December 3rd, 2010 by Hafiz Noor Shams
Although normatively one should not judge a book by its cover, positively, first impression matters. The first few lessons in economics are likely to affect a person’s perspective on the roles of government. Those who are familiar with economics and who ended up skeptical with the concept of activist government have to suffer those first lessons that suggest increased government spending in the economy is good.
Introductory macroeconomics at the undergraduate level typically presents the Keynesian consensus quite forcefully. Students tend to spend considerable amount of time studying the mechanics of simple IS-LM. The simplified model, while useful as a primer and for the cultivation of understanding in the workings of the economy, tends to overemphasize the effectiveness of government spending in the economy. In the jargons of macroeconomics for example, increase (decrease) in government spending positively (negatively) shifts the IS curve to increase (decrease) aggregate demand that eventually increases (decreases) economy-wide output, given all else the same.
Other complications do get introduced to shake that ceteris paribus assumption by a bit like the crowding out effect of higher interest rate on other components of the GDP and the dynamic of monetary policy. Here, for the first time, macroeconomics cautions students that sometimes, the effect of change in government spending can be ambiguous.

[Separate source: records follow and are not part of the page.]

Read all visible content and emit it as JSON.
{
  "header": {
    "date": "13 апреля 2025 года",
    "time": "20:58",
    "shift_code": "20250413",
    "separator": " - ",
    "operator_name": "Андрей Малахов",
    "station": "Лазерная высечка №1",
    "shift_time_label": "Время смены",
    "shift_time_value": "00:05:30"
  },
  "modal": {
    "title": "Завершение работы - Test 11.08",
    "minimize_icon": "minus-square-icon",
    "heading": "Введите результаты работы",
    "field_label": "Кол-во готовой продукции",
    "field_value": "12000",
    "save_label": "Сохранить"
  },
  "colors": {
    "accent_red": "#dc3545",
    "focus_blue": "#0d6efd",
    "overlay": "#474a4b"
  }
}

Add more complications and only then, government spending can be bad. Unfortunately, by adding more and more complications, the pedagogic value becomes marginal, making it wise for teachers of introductory macroeconomics to stop at the level where the lesson of the semester suggests that government spending is largely favorable.
By the time simple complications such as monetary policy are introduced, the perception that government is almighty will already have been ingrained in students. Consider the Keynesian multiplier. Students will learn this concept early, well before greater realism appears in the picture. Specifically, it is the idea that an increase in government spending has amplifying impact on total output, never mind that the rate of the multiplier itself is controversial.
My biggest grip has always been the silence regarding government finance. Increased government spending has to be funded. This concern is only answered at the later stage of introductory course, where Ricardian equivalence is finally mentioned. When it is mentioned however, it sounds like a minor curiosity only.
Given the bias, it is a miracle how anybody could finish undergraduate economics and become skeptical of government spending being the panache to short-term economic fluctuation.